** Data provided follows **

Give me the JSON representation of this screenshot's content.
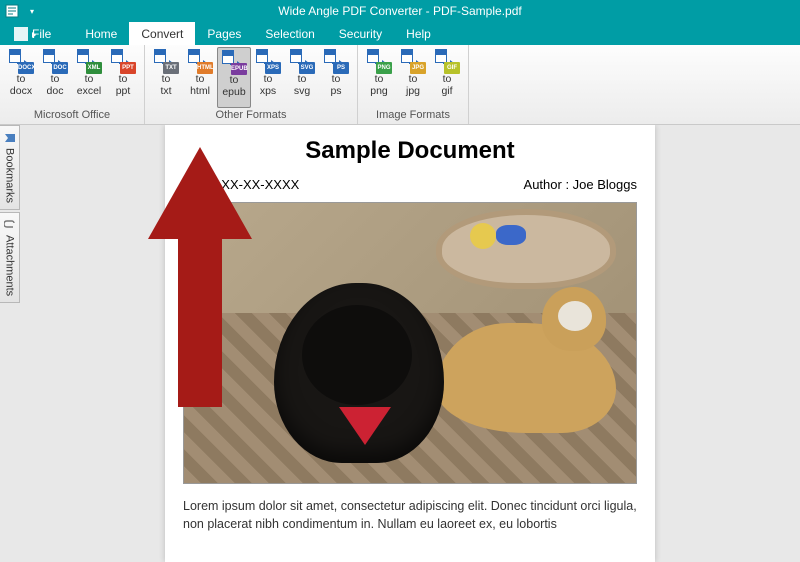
{
  "titleBar": {
    "title": "Wide Angle PDF Converter - PDF-Sample.pdf"
  },
  "menu": {
    "file": "File",
    "items": [
      "Home",
      "Convert",
      "Pages",
      "Selection",
      "Security",
      "Help"
    ],
    "activeIndex": 1
  },
  "ribbon": {
    "groups": [
      {
        "label": "Microsoft Office",
        "buttons": [
          {
            "line1": "to",
            "line2": "docx",
            "badge": "DOCX",
            "color": "#2a6ab8"
          },
          {
            "line1": "to",
            "line2": "doc",
            "badge": "DOC",
            "color": "#2a6ab8"
          },
          {
            "line1": "to",
            "line2": "excel",
            "badge": "XML",
            "color": "#2f8e3c"
          },
          {
            "line1": "to",
            "line2": "ppt",
            "badge": "PPT",
            "color": "#d9452a"
          }
        ]
      },
      {
        "label": "Other Formats",
        "buttons": [
          {
            "line1": "to",
            "line2": "txt",
            "badge": "TXT",
            "color": "#6a6f78"
          },
          {
            "line1": "to",
            "line2": "html",
            "badge": "HTML",
            "color": "#e07b2a"
          },
          {
            "line1": "to",
            "line2": "epub",
            "badge": "EPUB",
            "color": "#7a3c9e",
            "highlight": true
          },
          {
            "line1": "to",
            "line2": "xps",
            "badge": "XPS",
            "color": "#2a6ab8"
          },
          {
            "line1": "to",
            "line2": "svg",
            "badge": "SVG",
            "color": "#2a6ab8"
          },
          {
            "line1": "to",
            "line2": "ps",
            "badge": "PS",
            "color": "#2a6ab8"
          }
        ]
      },
      {
        "label": "Image Formats",
        "buttons": [
          {
            "line1": "to",
            "line2": "png",
            "badge": "PNG",
            "color": "#3aa04a"
          },
          {
            "line1": "to",
            "line2": "jpg",
            "badge": "JPG",
            "color": "#d9a32a"
          },
          {
            "line1": "to",
            "line2": "gif",
            "badge": "GIF",
            "color": "#b7c22a"
          }
        ]
      }
    ]
  },
  "sideTabs": {
    "bookmarks": "Bookmarks",
    "attachments": "Attachments"
  },
  "document": {
    "title": "Sample Document",
    "dateLabel": "Date : XX-XX-XXXX",
    "authorLabel": "Author : Joe Bloggs",
    "body": "Lorem ipsum dolor sit amet, consectetur adipiscing elit. Donec tincidunt orci ligula, non placerat nibh condimentum in. Nullam eu laoreet ex, eu lobortis"
  }
}
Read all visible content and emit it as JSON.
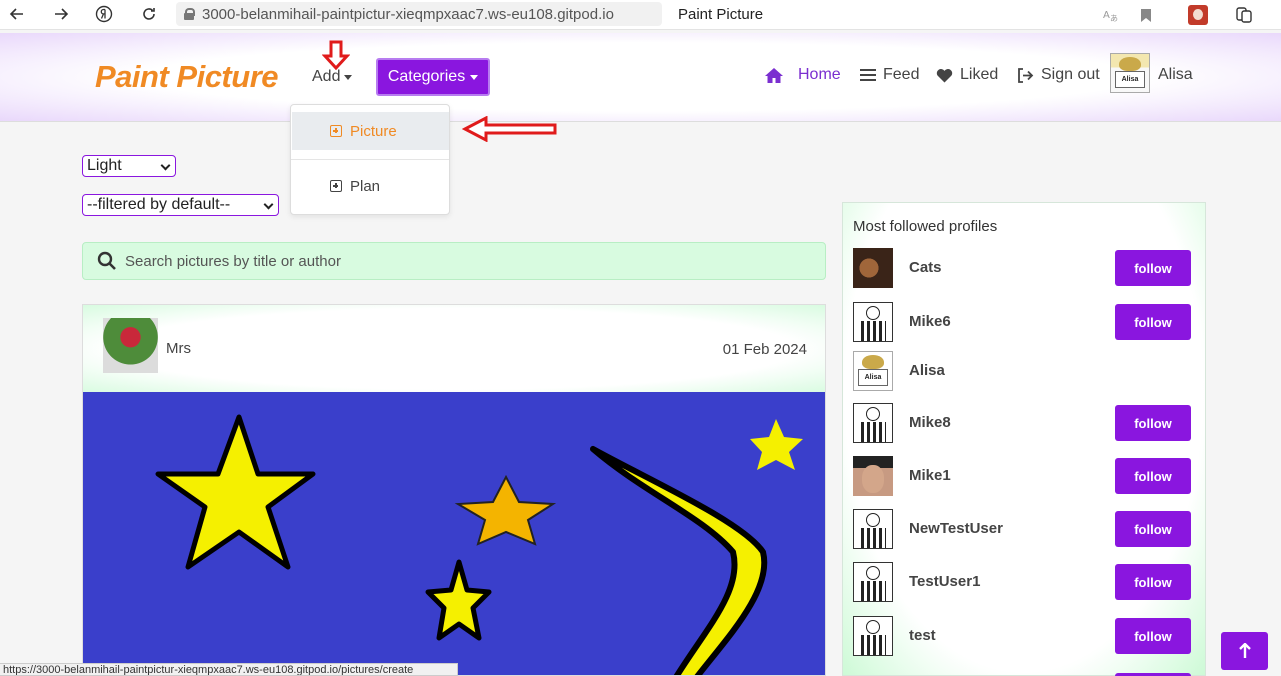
{
  "browser": {
    "url": "3000-belanmihail-paintpictur-xieqmpxaac7.ws-eu108.gitpod.io",
    "tab_title": "Paint Picture",
    "status_url": "https://3000-belanmihail-paintpictur-xieqmpxaac7.ws-eu108.gitpod.io/pictures/create"
  },
  "header": {
    "brand": "Paint Picture",
    "add_label": "Add",
    "categories_label": "Categories",
    "nav": {
      "home": "Home",
      "feed": "Feed",
      "liked": "Liked",
      "signout": "Sign out",
      "username": "Alisa",
      "avatar_sign": "Alisa"
    }
  },
  "add_dropdown": {
    "items": [
      {
        "label": "Picture",
        "active": true
      },
      {
        "label": "Plan",
        "active": false
      }
    ]
  },
  "controls": {
    "theme": "Light",
    "filter": "--filtered by default--",
    "search_placeholder": "Search pictures by title or author"
  },
  "post": {
    "author": "Mrs",
    "date": "01 Feb 2024"
  },
  "sidebar": {
    "title": "Most followed profiles",
    "follow_label": "follow",
    "profiles": [
      {
        "name": "Cats",
        "avatar": "cat",
        "follow": true
      },
      {
        "name": "Mike6",
        "avatar": "stripes",
        "follow": true
      },
      {
        "name": "Alisa",
        "avatar": "alisa",
        "follow": false
      },
      {
        "name": "Mike8",
        "avatar": "stripes",
        "follow": true
      },
      {
        "name": "Mike1",
        "avatar": "face",
        "follow": true
      },
      {
        "name": "NewTestUser",
        "avatar": "stripes",
        "follow": true
      },
      {
        "name": "TestUser1",
        "avatar": "stripes",
        "follow": true
      },
      {
        "name": "test",
        "avatar": "stripes",
        "follow": true
      }
    ]
  },
  "colors": {
    "brand": "#f08a24",
    "accent": "#8a16df",
    "search_bg": "#d8fbe0",
    "annotation": "#e01b1b"
  }
}
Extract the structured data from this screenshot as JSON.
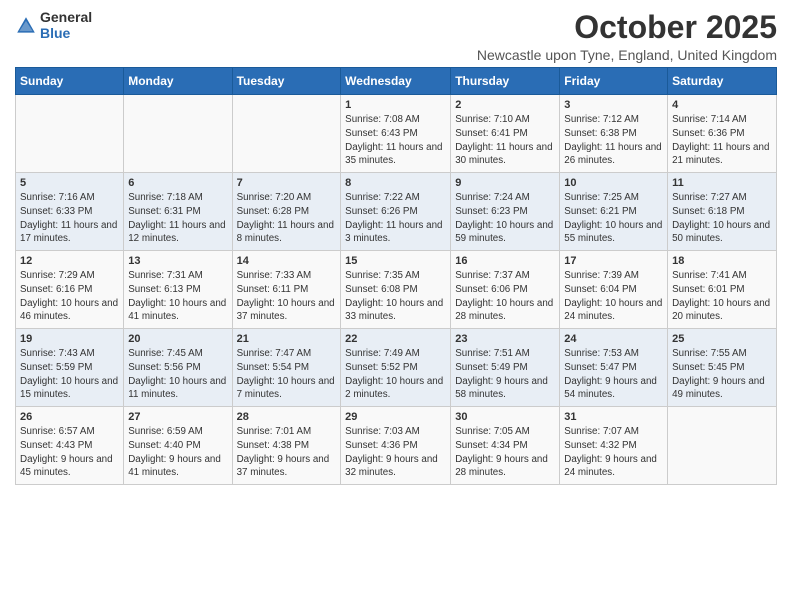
{
  "logo": {
    "general": "General",
    "blue": "Blue"
  },
  "header": {
    "title": "October 2025",
    "subtitle": "Newcastle upon Tyne, England, United Kingdom"
  },
  "days": [
    "Sunday",
    "Monday",
    "Tuesday",
    "Wednesday",
    "Thursday",
    "Friday",
    "Saturday"
  ],
  "weeks": [
    [
      {
        "num": "",
        "sunrise": "",
        "sunset": "",
        "daylight": ""
      },
      {
        "num": "",
        "sunrise": "",
        "sunset": "",
        "daylight": ""
      },
      {
        "num": "",
        "sunrise": "",
        "sunset": "",
        "daylight": ""
      },
      {
        "num": "1",
        "sunrise": "Sunrise: 7:08 AM",
        "sunset": "Sunset: 6:43 PM",
        "daylight": "Daylight: 11 hours and 35 minutes."
      },
      {
        "num": "2",
        "sunrise": "Sunrise: 7:10 AM",
        "sunset": "Sunset: 6:41 PM",
        "daylight": "Daylight: 11 hours and 30 minutes."
      },
      {
        "num": "3",
        "sunrise": "Sunrise: 7:12 AM",
        "sunset": "Sunset: 6:38 PM",
        "daylight": "Daylight: 11 hours and 26 minutes."
      },
      {
        "num": "4",
        "sunrise": "Sunrise: 7:14 AM",
        "sunset": "Sunset: 6:36 PM",
        "daylight": "Daylight: 11 hours and 21 minutes."
      }
    ],
    [
      {
        "num": "5",
        "sunrise": "Sunrise: 7:16 AM",
        "sunset": "Sunset: 6:33 PM",
        "daylight": "Daylight: 11 hours and 17 minutes."
      },
      {
        "num": "6",
        "sunrise": "Sunrise: 7:18 AM",
        "sunset": "Sunset: 6:31 PM",
        "daylight": "Daylight: 11 hours and 12 minutes."
      },
      {
        "num": "7",
        "sunrise": "Sunrise: 7:20 AM",
        "sunset": "Sunset: 6:28 PM",
        "daylight": "Daylight: 11 hours and 8 minutes."
      },
      {
        "num": "8",
        "sunrise": "Sunrise: 7:22 AM",
        "sunset": "Sunset: 6:26 PM",
        "daylight": "Daylight: 11 hours and 3 minutes."
      },
      {
        "num": "9",
        "sunrise": "Sunrise: 7:24 AM",
        "sunset": "Sunset: 6:23 PM",
        "daylight": "Daylight: 10 hours and 59 minutes."
      },
      {
        "num": "10",
        "sunrise": "Sunrise: 7:25 AM",
        "sunset": "Sunset: 6:21 PM",
        "daylight": "Daylight: 10 hours and 55 minutes."
      },
      {
        "num": "11",
        "sunrise": "Sunrise: 7:27 AM",
        "sunset": "Sunset: 6:18 PM",
        "daylight": "Daylight: 10 hours and 50 minutes."
      }
    ],
    [
      {
        "num": "12",
        "sunrise": "Sunrise: 7:29 AM",
        "sunset": "Sunset: 6:16 PM",
        "daylight": "Daylight: 10 hours and 46 minutes."
      },
      {
        "num": "13",
        "sunrise": "Sunrise: 7:31 AM",
        "sunset": "Sunset: 6:13 PM",
        "daylight": "Daylight: 10 hours and 41 minutes."
      },
      {
        "num": "14",
        "sunrise": "Sunrise: 7:33 AM",
        "sunset": "Sunset: 6:11 PM",
        "daylight": "Daylight: 10 hours and 37 minutes."
      },
      {
        "num": "15",
        "sunrise": "Sunrise: 7:35 AM",
        "sunset": "Sunset: 6:08 PM",
        "daylight": "Daylight: 10 hours and 33 minutes."
      },
      {
        "num": "16",
        "sunrise": "Sunrise: 7:37 AM",
        "sunset": "Sunset: 6:06 PM",
        "daylight": "Daylight: 10 hours and 28 minutes."
      },
      {
        "num": "17",
        "sunrise": "Sunrise: 7:39 AM",
        "sunset": "Sunset: 6:04 PM",
        "daylight": "Daylight: 10 hours and 24 minutes."
      },
      {
        "num": "18",
        "sunrise": "Sunrise: 7:41 AM",
        "sunset": "Sunset: 6:01 PM",
        "daylight": "Daylight: 10 hours and 20 minutes."
      }
    ],
    [
      {
        "num": "19",
        "sunrise": "Sunrise: 7:43 AM",
        "sunset": "Sunset: 5:59 PM",
        "daylight": "Daylight: 10 hours and 15 minutes."
      },
      {
        "num": "20",
        "sunrise": "Sunrise: 7:45 AM",
        "sunset": "Sunset: 5:56 PM",
        "daylight": "Daylight: 10 hours and 11 minutes."
      },
      {
        "num": "21",
        "sunrise": "Sunrise: 7:47 AM",
        "sunset": "Sunset: 5:54 PM",
        "daylight": "Daylight: 10 hours and 7 minutes."
      },
      {
        "num": "22",
        "sunrise": "Sunrise: 7:49 AM",
        "sunset": "Sunset: 5:52 PM",
        "daylight": "Daylight: 10 hours and 2 minutes."
      },
      {
        "num": "23",
        "sunrise": "Sunrise: 7:51 AM",
        "sunset": "Sunset: 5:49 PM",
        "daylight": "Daylight: 9 hours and 58 minutes."
      },
      {
        "num": "24",
        "sunrise": "Sunrise: 7:53 AM",
        "sunset": "Sunset: 5:47 PM",
        "daylight": "Daylight: 9 hours and 54 minutes."
      },
      {
        "num": "25",
        "sunrise": "Sunrise: 7:55 AM",
        "sunset": "Sunset: 5:45 PM",
        "daylight": "Daylight: 9 hours and 49 minutes."
      }
    ],
    [
      {
        "num": "26",
        "sunrise": "Sunrise: 6:57 AM",
        "sunset": "Sunset: 4:43 PM",
        "daylight": "Daylight: 9 hours and 45 minutes."
      },
      {
        "num": "27",
        "sunrise": "Sunrise: 6:59 AM",
        "sunset": "Sunset: 4:40 PM",
        "daylight": "Daylight: 9 hours and 41 minutes."
      },
      {
        "num": "28",
        "sunrise": "Sunrise: 7:01 AM",
        "sunset": "Sunset: 4:38 PM",
        "daylight": "Daylight: 9 hours and 37 minutes."
      },
      {
        "num": "29",
        "sunrise": "Sunrise: 7:03 AM",
        "sunset": "Sunset: 4:36 PM",
        "daylight": "Daylight: 9 hours and 32 minutes."
      },
      {
        "num": "30",
        "sunrise": "Sunrise: 7:05 AM",
        "sunset": "Sunset: 4:34 PM",
        "daylight": "Daylight: 9 hours and 28 minutes."
      },
      {
        "num": "31",
        "sunrise": "Sunrise: 7:07 AM",
        "sunset": "Sunset: 4:32 PM",
        "daylight": "Daylight: 9 hours and 24 minutes."
      },
      {
        "num": "",
        "sunrise": "",
        "sunset": "",
        "daylight": ""
      }
    ]
  ]
}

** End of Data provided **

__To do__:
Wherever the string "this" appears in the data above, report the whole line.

__Exercise result__:
Give me the JSON representation of this screenshot's content.
Extract the structured data from this screenshot as JSON.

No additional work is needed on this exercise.